Rules for Agency Equity: Participation Pitfalls Unveiled

Tue, Apr 9, 2024

I recently questioned how agencies should take equity or rev share in exchange for services. 

It got me noodling on the best way to do this, so I thought I’d do what I do when thinking and writing about something.

To simplify things, I will refer to profit share, rev share, and/or equity as “participation.” I realize they’re not identical, but they are closely related enough for this discussion. I’ll point out any specific areas where the differences might be relevant. 

I never had a baked-in participation offer at Solutions 8. Many agencies built this into their initial pricing (e.g., fee + % of profits) or used it as an upsell/downsell (e.g., high fee OR low fee + equity). 

Not having one was among my most significant missed opportunities. 

Ironically, a friend built a big agency and started with a firm participation offer. He heard a talk I gave where I mentioned it was something I regretted not doing. He pulled me aside later to tell me he wished he’d never had one in the first place. #grassisgreener

His problem was scaling his agency, which turned every client into a custom invoicing nightmare. It was a constant game of reconciliation that regularly put his agency at odds with its clients. 

And, in most cases, the extra money he made wasn’t worth it.

So, I offer the first rule: Don’t attempt to do it at scale. 

Participation deals are partnerships. 

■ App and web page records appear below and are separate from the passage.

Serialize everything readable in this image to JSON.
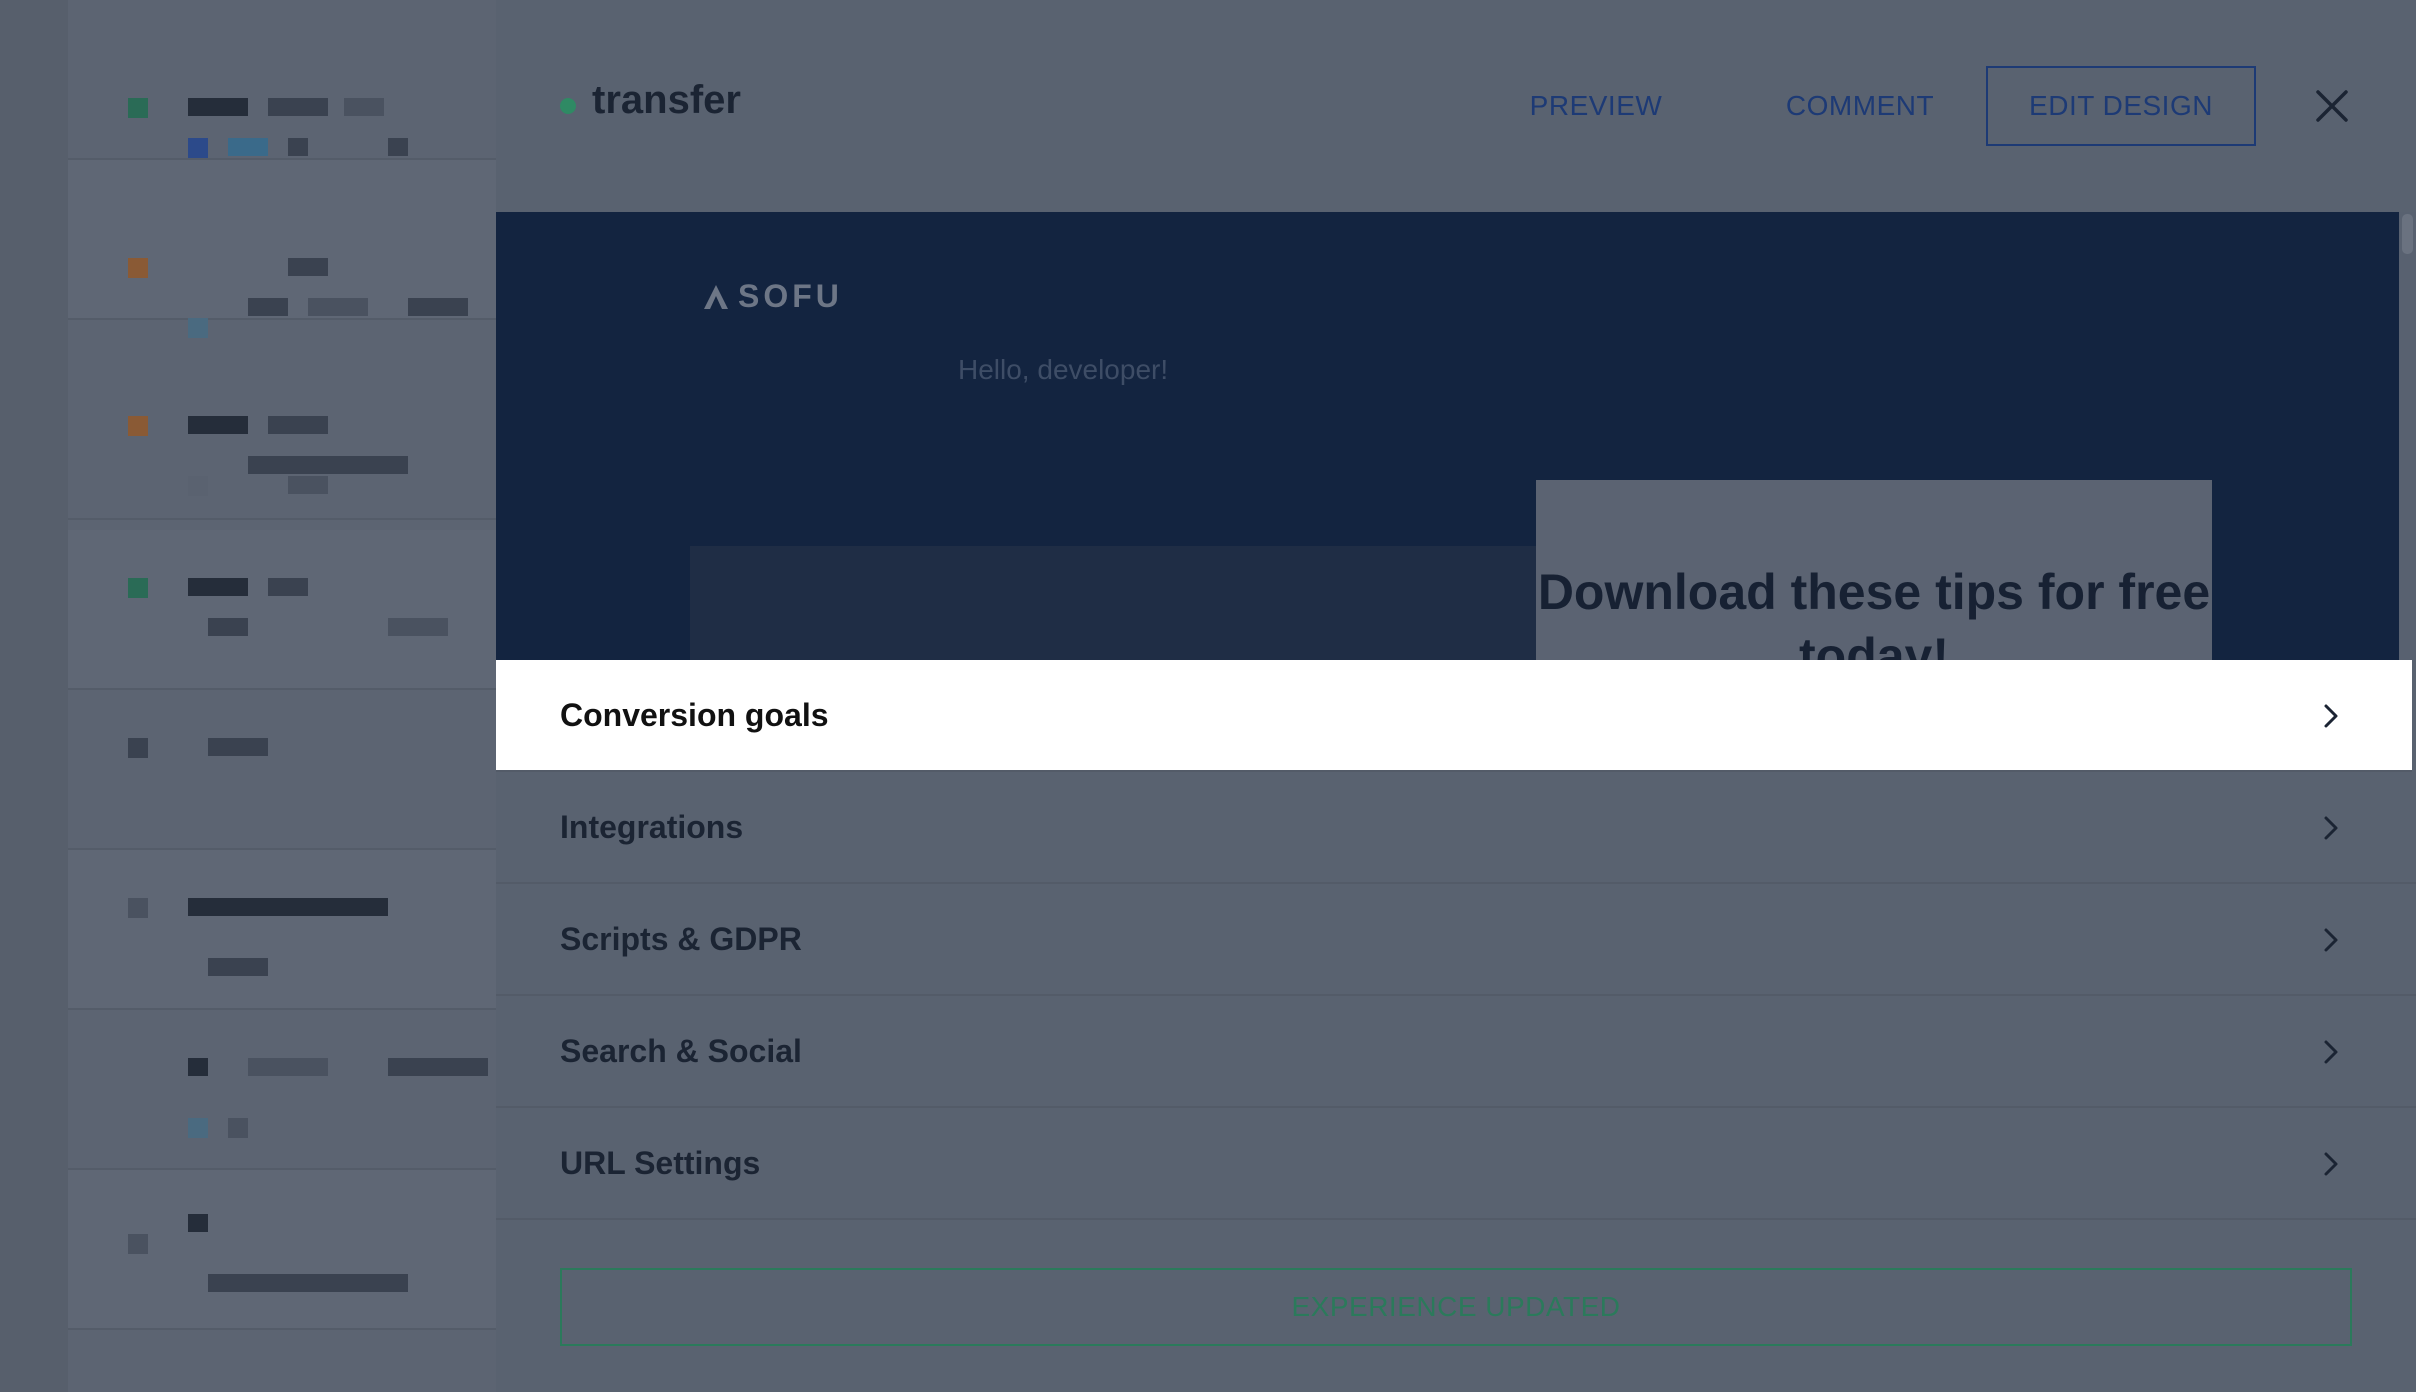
{
  "drawer": {
    "title": "transfer",
    "status_color": "#2f8a64",
    "actions": {
      "preview": "PREVIEW",
      "comment": "COMMENT",
      "edit_design": "EDIT DESIGN",
      "close_icon": "close-icon"
    }
  },
  "preview": {
    "logo": "SOFU",
    "greeting": "Hello, developer!",
    "card_heading": "Download these tips for free today!"
  },
  "settings": {
    "items": [
      {
        "label": "Conversion goals",
        "active": true
      },
      {
        "label": "Integrations",
        "active": false
      },
      {
        "label": "Scripts & GDPR",
        "active": false
      },
      {
        "label": "Search & Social",
        "active": false
      },
      {
        "label": "URL Settings",
        "active": false
      }
    ]
  },
  "footer": {
    "status_button": "EXPERIENCE UPDATED"
  },
  "colors": {
    "accent_blue": "#1d3a75",
    "success_green": "#2b7a5b",
    "preview_bg": "#132440"
  }
}
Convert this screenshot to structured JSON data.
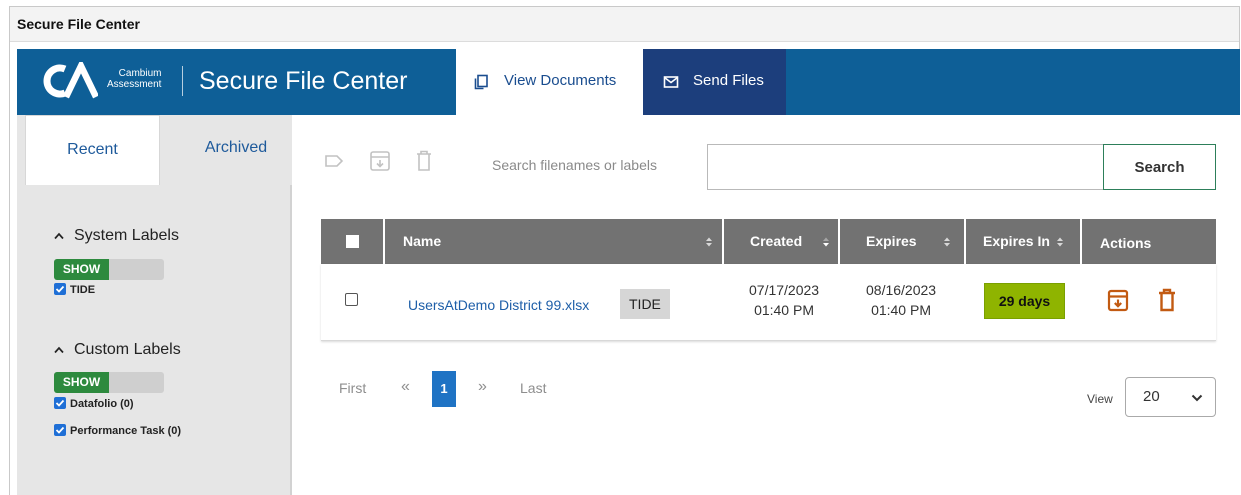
{
  "window": {
    "title": "Secure File Center"
  },
  "brand": {
    "logo_line1": "Cambium",
    "logo_line2": "Assessment",
    "app_title": "Secure File Center"
  },
  "tabs": [
    {
      "label": "View Documents",
      "icon": "copy-icon",
      "active": true
    },
    {
      "label": "Send Files",
      "icon": "envelope-icon",
      "active": false
    }
  ],
  "sidebar": {
    "tabs": [
      "Recent",
      "Archived"
    ],
    "system_labels": {
      "heading": "System Labels",
      "toggle": "SHOW",
      "items": [
        {
          "label": "TIDE",
          "checked": true
        }
      ]
    },
    "custom_labels": {
      "heading": "Custom Labels",
      "toggle": "SHOW",
      "items": [
        {
          "label": "Datafolio (0)",
          "checked": true
        },
        {
          "label": "Performance Task (0)",
          "checked": true
        }
      ]
    }
  },
  "toolbar": {
    "icons": [
      "tag-icon",
      "archive-icon",
      "trash-icon"
    ]
  },
  "search": {
    "prompt": "Search filenames or labels",
    "value": "",
    "button": "Search"
  },
  "table": {
    "columns": [
      "Name",
      "Created",
      "Expires",
      "Expires In",
      "Actions"
    ],
    "rows": [
      {
        "name": "UsersAtDemo District 99.xlsx",
        "tag": "TIDE",
        "created_date": "07/17/2023",
        "created_time": "01:40 PM",
        "expires_date": "08/16/2023",
        "expires_time": "01:40 PM",
        "expires_in": "29 days",
        "actions": [
          "archive-icon",
          "trash-icon"
        ]
      }
    ]
  },
  "pagination": {
    "first": "First",
    "prev": "«",
    "current": "1",
    "next": "»",
    "last": "Last"
  },
  "page_size": {
    "label": "View",
    "value": "20"
  },
  "colors": {
    "brand_blue": "#0e5f97",
    "send_tab": "#1c3e7c",
    "badge_green": "#8fb400",
    "toggle_green": "#2d8a3e",
    "action_orange": "#c25a12",
    "page_active": "#1f73c4"
  }
}
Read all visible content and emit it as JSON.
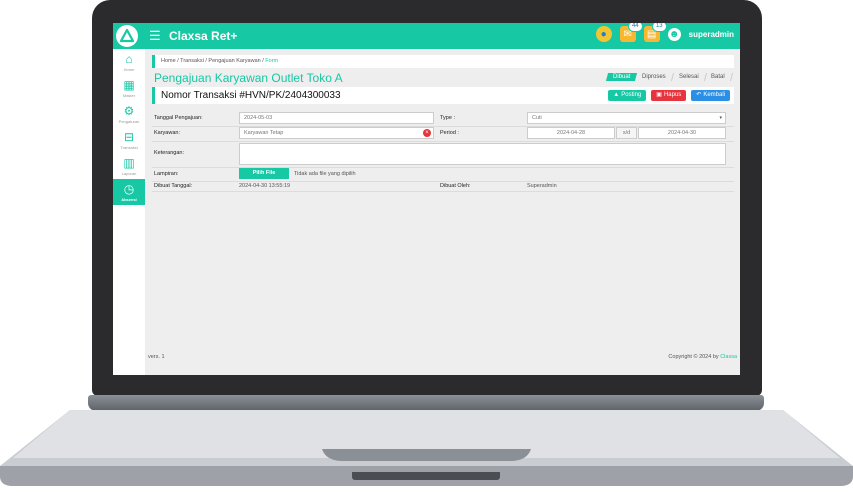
{
  "app": {
    "title": "Claxsa Ret+",
    "user": "superadmin",
    "badges": {
      "mail": "44",
      "notif": "13"
    }
  },
  "sidebar": {
    "items": [
      {
        "label": "Home",
        "icon": "home-icon"
      },
      {
        "label": "Master",
        "icon": "grid-icon"
      },
      {
        "label": "Pengaturan",
        "icon": "gears-icon"
      },
      {
        "label": "Transaksi",
        "icon": "basket-icon"
      },
      {
        "label": "Laporan",
        "icon": "bar-chart-icon"
      },
      {
        "label": "Absensi",
        "icon": "clock-icon"
      }
    ]
  },
  "breadcrumb": {
    "home": "Home",
    "sep": "/",
    "transaksi": "Transaksi",
    "pengajuan": "Pengajuan Karyawan",
    "current": "Form"
  },
  "page": {
    "title": "Pengajuan Karyawan Outlet Toko A",
    "trx": "Nomor Transaksi #HVN/PK/2404300033"
  },
  "status": {
    "steps": [
      "Dibuat",
      "Diproses",
      "Selesai",
      "Batal"
    ]
  },
  "buttons": {
    "posting": "Posting",
    "hapus": "Hapus",
    "kembali": "Kembali"
  },
  "form": {
    "tanggal_label": "Tanggal Pengajuan:",
    "tanggal_value": "2024-05-03",
    "type_label": "Type :",
    "type_value": "Cuti",
    "karyawan_label": "Karyawan:",
    "karyawan_value": "Karyawan Tetap",
    "periode_label": "Period :",
    "periode_from": "2024-04-28",
    "periode_sd": "s/d",
    "periode_to": "2024-04-30",
    "keterangan_label": "Keterangan:",
    "lampiran_label": "Lampiran:",
    "file_button": "Pilih File",
    "file_status": "Tidak ada file yang dipilih",
    "dibuat_tanggal_label": "Dibuat Tanggal:",
    "dibuat_tanggal_value": "2024-04-30 13:55:19",
    "dibuat_oleh_label": "Dibuat Oleh:",
    "dibuat_oleh_value": "Superadmin"
  },
  "footer": {
    "version": "vers. 1",
    "copyright": "Copyright © 2024 by",
    "brand": "Claxsa"
  },
  "colors": {
    "accent": "#17c8a5",
    "danger": "#e8343c",
    "primary": "#2b8fe6"
  }
}
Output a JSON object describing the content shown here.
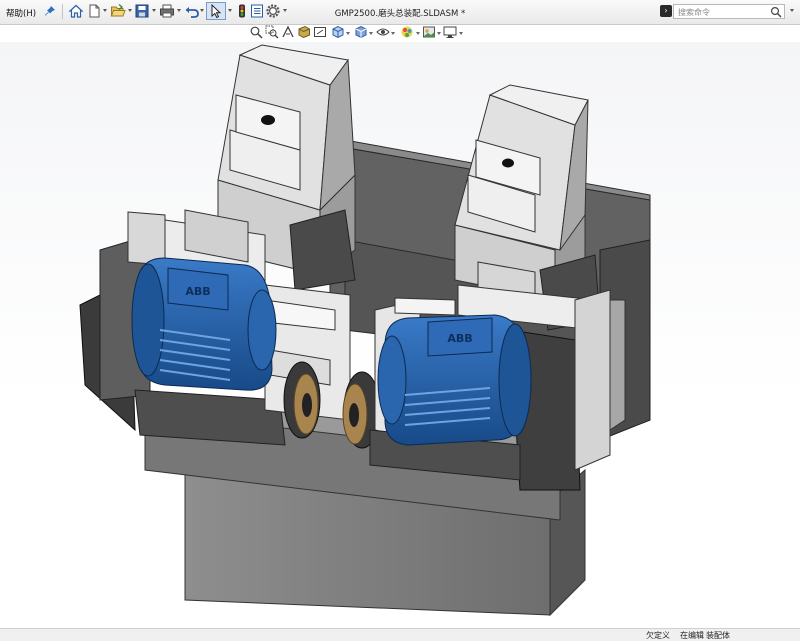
{
  "menubar": {
    "help_label": "帮助(H)"
  },
  "document": {
    "title": "GMP2500.磨头总装配.SLDASM *"
  },
  "search": {
    "placeholder": "搜索命令"
  },
  "model": {
    "motor_brand": "ABB"
  },
  "statusbar": {
    "definition": "欠定义",
    "editing": "在编辑",
    "target": "装配体"
  },
  "colors": {
    "motor_blue": "#1f5aa0",
    "frame_gray": "#8a8a8a",
    "dark_gray": "#3e3e3e",
    "light_gray": "#dcdcdc",
    "viewport_top": "#f4f5f7",
    "wheel_bronze": "#a8854f"
  },
  "icons": [
    "pin-icon",
    "home-icon",
    "new-file-icon",
    "open-folder-icon",
    "save-icon",
    "print-icon",
    "undo-icon",
    "select-arrow-icon",
    "traffic-light-icon",
    "options-list-icon",
    "gear-icon",
    "search-icon",
    "zoom-fit-icon",
    "zoom-area-icon",
    "previous-view-icon",
    "section-view-icon",
    "view-cube-icon",
    "display-style-icon",
    "hide-show-icon",
    "appearance-icon",
    "scene-icon",
    "monitor-icon"
  ]
}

Partnerships are sensitive, nuanced, and unique to the specific parties involved. Deals should be looked at individually (and sparingly), and the terms should be customized to that partnership.

The second rule is based on my experience: Ensure you’re protected. 

Something that initially turned me off from participation deals happened early in my career. I had a prospect who couldn’t afford my services but had a very promising offer, so…

We struck a deal: I would get a healthy percentage of every closed deal from digital marketing. He paid me once, then jumped ship. I just footed his “proof of concept” bill. Once he saw how well it could work, he stole my approach and hired a different agency.

Equity is preferable to basic profit share because you own something. However, don’t think equity is a magic bullet, either. Depending on your level of financial visibility, people can still cheat the books on you, and equity comes with the risks of ownership.

This leads me to my third rule: Only participation deals with people you know, like, and trust. 

This one is huge. 

It doesn’t matter how well-protected you are and how good the contract is; if someone wants to screw you, they can, and they will. Follow your instincts and trust your gut. 

The last thing I’ll say is less rule, more casual advice: I wouldn’t hunt for participation deals. When you’re looking for them, that’s when they’re scarcest. Get good at what you do, stay focused on scaling your agency, and let the deals come to you. (I promise they will.)

Shout out to Josh Saga for the fantastic question. I appreciate the great catalyst and hope I’ve given y’all something to think about. I’d love to know your opinion on the topic. 

Please share your advice and stories regarding working on a participation basis.